Today, the Saudis and Emiratis are none too happy with America’s Iran policy -- in particular, its timid response to attacks on their territories by Iran’s Yemeni proxy. But, just as Biden has little choice but to mollify them, they have little choice but to accept American regional hegemony. China and Russia, which buck international sanctions against Iran, will not protect these fragile petrostates against the mullahs.
Egypt, meanwhile, has drifted toward the Russian orbit. But if it is to have any hope of keeping up in the arms race with Israel, there is no substitute for American weapons. In any case, the Egyptian military’s officer corps has bitter memories of their predecessors’ treatment by the Soviet advisers deployed after the 1967 war. “They are brusque, harsh, frequently arrogant,” one Egyptian general wrote.
Likewise, China cannot resolve Egypt’s water dispute with Ethiopia, despite being Ethiopia’s largest investor and creditor. Only America -- with its long history of conflict resolution, record of meeting its obligations, and seemingly bottomless coffers -- can accomplish that.
In 2018, following Khashoggi’s murder, I argued that despite the desire to hold the Saudis to the standards expected of other close US allies, common interests and mutual dependence would almost certainly prevail.
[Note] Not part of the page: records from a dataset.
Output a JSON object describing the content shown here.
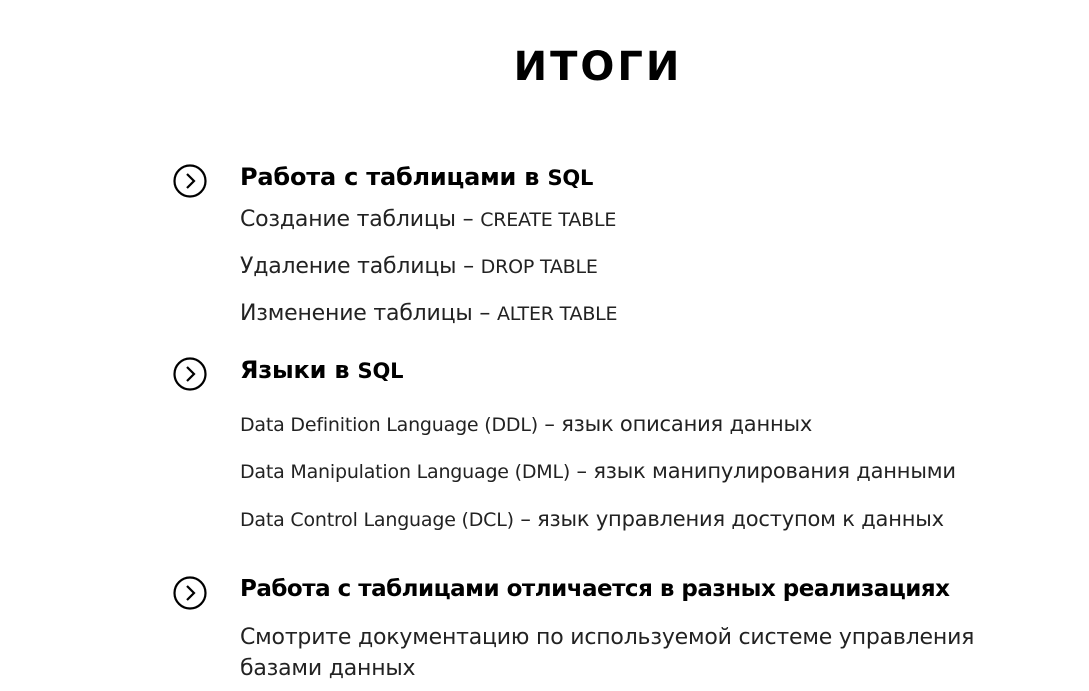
{
  "title": "ИТОГИ",
  "sections": [
    {
      "heading_main": "Работа с таблицами в ",
      "heading_suffix": "SQL",
      "items": [
        {
          "text": "Создание таблицы – ",
          "cmd": "CREATE TABLE"
        },
        {
          "text": "Удаление таблицы – ",
          "cmd": "DROP TABLE"
        },
        {
          "text": "Изменение таблицы – ",
          "cmd": "ALTER TABLE"
        }
      ]
    },
    {
      "heading_main": "Языки в ",
      "heading_suffix": "SQL",
      "items": [
        {
          "en": "Data Definition Language (DDL)",
          "ru": " – язык описания данных"
        },
        {
          "en": "Data Manipulation Language (DML)",
          "ru": " – язык манипулирования данными"
        },
        {
          "en": "Data Control Language (DCL)",
          "ru": " – язык управления доступом к данных"
        }
      ]
    },
    {
      "heading_main": "Работа с таблицами отличается в разных реализациях",
      "items": [
        {
          "text": "Смотрите документацию по используемой системе управления базами данных"
        }
      ]
    }
  ],
  "icons": {
    "bullet": "chevron-right-circle-icon"
  }
}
Biden’s visit to Saudi Arabia shows that he has now reached the same conclusion.Barak Barfi
Barak Barfi is a former research fellow at New America and a former visiting fellow at the Brookings Institution. -- Ed.(Project Syndicate)
By Korea Herald (firstname.lastname@example.org